If anything, that's the most damning verdict of the night: that Donald Trump abandoned the debate and dared anyone among the remaining candidates to take it from him, and none could.
On his best day, Marco Rubio is William Hurt in Broadcast News without half the illusion of depth, and this wasn't his best day. That his tissue-thin debate poise would be torn up and scattered around the room by the hulking alter-ego monster of his actual record was only a matter of time. Marco Rubio looked like a floundering twit not because of circumstance but because he is one.
But this shouldn't have happened to Cruz. He is a formidably smart man, and, anyway, there wasn't supposed to be any void — no matter the size of the beast or personality that left it — that could not be filled and then overwhelmed by Ted Cruz's satisfaction with his own sense of destiny. Instead, impeached by himself and a moderator with enough backing to refuse to concede, he vanished on the emptiest big stage he has yet stood upon. Like Rubio, he receded from the opportunity.
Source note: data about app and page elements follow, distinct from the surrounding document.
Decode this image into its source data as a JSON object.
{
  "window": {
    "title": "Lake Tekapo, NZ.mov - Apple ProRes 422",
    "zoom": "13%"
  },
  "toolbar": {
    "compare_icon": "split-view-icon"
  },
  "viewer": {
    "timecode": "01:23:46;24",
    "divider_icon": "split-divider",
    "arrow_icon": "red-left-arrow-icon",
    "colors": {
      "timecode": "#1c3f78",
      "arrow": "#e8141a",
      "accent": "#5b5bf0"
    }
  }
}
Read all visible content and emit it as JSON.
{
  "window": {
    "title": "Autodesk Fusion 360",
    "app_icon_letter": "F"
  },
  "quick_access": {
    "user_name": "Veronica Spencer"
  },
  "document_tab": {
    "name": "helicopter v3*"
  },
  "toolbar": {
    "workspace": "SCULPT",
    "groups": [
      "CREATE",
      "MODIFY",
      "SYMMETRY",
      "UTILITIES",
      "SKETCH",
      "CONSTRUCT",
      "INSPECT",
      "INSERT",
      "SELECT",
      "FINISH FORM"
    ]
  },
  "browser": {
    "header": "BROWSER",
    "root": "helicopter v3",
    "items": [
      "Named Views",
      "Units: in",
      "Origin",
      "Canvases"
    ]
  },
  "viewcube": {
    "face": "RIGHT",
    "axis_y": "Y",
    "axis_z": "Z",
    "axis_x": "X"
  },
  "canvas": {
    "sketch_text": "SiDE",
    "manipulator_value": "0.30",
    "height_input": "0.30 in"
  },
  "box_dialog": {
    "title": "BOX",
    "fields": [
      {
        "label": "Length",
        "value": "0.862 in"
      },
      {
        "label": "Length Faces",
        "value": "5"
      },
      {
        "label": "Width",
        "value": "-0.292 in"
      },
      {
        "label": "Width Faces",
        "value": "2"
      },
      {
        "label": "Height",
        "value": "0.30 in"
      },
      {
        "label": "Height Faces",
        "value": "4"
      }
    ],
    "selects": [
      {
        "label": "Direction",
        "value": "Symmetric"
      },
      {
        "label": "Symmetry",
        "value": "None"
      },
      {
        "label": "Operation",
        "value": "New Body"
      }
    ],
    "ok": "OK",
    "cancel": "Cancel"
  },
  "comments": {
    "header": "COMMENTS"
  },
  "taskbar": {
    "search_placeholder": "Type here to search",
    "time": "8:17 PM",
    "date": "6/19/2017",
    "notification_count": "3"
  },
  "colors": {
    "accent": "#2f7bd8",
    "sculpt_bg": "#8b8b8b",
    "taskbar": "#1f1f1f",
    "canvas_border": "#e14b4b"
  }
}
Anyone who had any doubt that the void Trump left went unfilled could look to Cruz's right, at someone who grew in the moments that the pressure from above diminished, even for a little while. And there was Jeb Bush, the presumed Jeb Bush, very nearly the promised Jeb Bush, smiling and leaning back at the shoulders, just seeing how it feels to have a spine behind them again.